Task goal
Copy every line from the records below that carries the word "icon".
[Entries supplied — start]
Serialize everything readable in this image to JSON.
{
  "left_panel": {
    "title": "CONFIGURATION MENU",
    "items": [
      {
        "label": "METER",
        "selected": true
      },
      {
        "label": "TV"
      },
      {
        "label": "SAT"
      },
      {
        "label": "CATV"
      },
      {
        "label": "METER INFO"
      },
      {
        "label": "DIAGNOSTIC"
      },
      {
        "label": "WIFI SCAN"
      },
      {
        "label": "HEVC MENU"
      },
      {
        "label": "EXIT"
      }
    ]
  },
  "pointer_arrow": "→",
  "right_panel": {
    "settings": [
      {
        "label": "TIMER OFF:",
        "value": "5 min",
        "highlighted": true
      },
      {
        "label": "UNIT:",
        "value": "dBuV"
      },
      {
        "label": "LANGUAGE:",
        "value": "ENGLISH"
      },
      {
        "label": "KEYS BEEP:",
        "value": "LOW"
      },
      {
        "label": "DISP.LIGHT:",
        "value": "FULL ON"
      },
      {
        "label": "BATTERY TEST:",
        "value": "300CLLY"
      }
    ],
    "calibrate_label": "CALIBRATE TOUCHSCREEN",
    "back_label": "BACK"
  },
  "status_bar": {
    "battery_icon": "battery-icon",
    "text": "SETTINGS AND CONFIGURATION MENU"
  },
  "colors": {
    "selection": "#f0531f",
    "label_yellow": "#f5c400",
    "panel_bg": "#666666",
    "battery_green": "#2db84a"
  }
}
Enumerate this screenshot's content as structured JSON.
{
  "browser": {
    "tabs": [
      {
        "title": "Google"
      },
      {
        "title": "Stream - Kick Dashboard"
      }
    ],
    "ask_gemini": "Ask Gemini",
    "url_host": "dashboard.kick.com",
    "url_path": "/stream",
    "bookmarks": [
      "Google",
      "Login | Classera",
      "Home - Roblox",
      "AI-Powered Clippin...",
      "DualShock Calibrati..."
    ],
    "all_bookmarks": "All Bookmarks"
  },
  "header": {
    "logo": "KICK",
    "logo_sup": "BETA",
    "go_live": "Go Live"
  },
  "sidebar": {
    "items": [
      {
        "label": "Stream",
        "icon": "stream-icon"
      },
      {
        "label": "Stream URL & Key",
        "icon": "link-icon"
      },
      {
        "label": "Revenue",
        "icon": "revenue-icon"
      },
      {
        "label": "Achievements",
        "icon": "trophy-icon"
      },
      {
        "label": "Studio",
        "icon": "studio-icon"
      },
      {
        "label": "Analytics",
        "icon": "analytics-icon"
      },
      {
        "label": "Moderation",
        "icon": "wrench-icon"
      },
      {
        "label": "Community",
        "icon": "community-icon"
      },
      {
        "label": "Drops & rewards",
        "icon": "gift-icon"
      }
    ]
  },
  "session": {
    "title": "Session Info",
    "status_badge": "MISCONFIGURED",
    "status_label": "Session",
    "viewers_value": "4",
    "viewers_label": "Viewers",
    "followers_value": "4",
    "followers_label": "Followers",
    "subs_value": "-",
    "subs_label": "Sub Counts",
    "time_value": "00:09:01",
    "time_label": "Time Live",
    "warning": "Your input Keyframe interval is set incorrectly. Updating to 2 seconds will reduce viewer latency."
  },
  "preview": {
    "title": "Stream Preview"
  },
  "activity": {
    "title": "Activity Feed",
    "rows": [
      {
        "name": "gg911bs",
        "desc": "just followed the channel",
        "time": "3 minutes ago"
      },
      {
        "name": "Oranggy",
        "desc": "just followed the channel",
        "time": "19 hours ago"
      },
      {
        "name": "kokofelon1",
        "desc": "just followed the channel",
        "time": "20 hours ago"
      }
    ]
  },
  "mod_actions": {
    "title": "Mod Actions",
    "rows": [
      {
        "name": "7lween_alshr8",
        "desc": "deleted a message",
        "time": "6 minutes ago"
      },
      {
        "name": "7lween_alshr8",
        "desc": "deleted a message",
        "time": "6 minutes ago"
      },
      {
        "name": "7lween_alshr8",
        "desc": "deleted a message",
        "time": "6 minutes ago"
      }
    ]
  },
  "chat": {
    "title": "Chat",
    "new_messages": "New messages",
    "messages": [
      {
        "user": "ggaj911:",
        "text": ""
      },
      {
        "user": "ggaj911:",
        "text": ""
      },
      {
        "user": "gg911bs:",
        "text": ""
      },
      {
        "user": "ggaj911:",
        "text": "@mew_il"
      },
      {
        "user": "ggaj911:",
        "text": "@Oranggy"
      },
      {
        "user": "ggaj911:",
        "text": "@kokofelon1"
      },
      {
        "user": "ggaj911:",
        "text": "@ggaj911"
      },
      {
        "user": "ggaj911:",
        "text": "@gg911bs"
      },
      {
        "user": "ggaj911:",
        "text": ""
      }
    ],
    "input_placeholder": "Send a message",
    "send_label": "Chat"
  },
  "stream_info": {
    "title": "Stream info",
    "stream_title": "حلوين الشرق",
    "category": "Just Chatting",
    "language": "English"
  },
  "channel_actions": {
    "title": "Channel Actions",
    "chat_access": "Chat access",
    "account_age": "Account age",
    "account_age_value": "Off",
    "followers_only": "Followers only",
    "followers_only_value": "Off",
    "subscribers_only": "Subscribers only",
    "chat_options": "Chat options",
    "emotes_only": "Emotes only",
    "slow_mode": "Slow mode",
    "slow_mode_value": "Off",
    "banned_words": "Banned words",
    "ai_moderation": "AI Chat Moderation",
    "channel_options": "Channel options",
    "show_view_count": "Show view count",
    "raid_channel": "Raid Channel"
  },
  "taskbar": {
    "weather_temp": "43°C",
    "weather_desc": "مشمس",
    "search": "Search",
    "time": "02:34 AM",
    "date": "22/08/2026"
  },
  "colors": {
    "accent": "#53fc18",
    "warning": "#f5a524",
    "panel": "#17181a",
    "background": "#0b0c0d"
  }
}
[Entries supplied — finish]
Response below
    "battery_icon": "battery-icon",
        "icon": "stream-icon"
        "icon": "link-icon"
        "icon": "revenue-icon"
        "icon": "trophy-icon"
        "icon": "studio-icon"
        "icon": "analytics-icon"
        "icon": "wrench-icon"
        "icon": "community-icon"
        "icon": "gift-icon"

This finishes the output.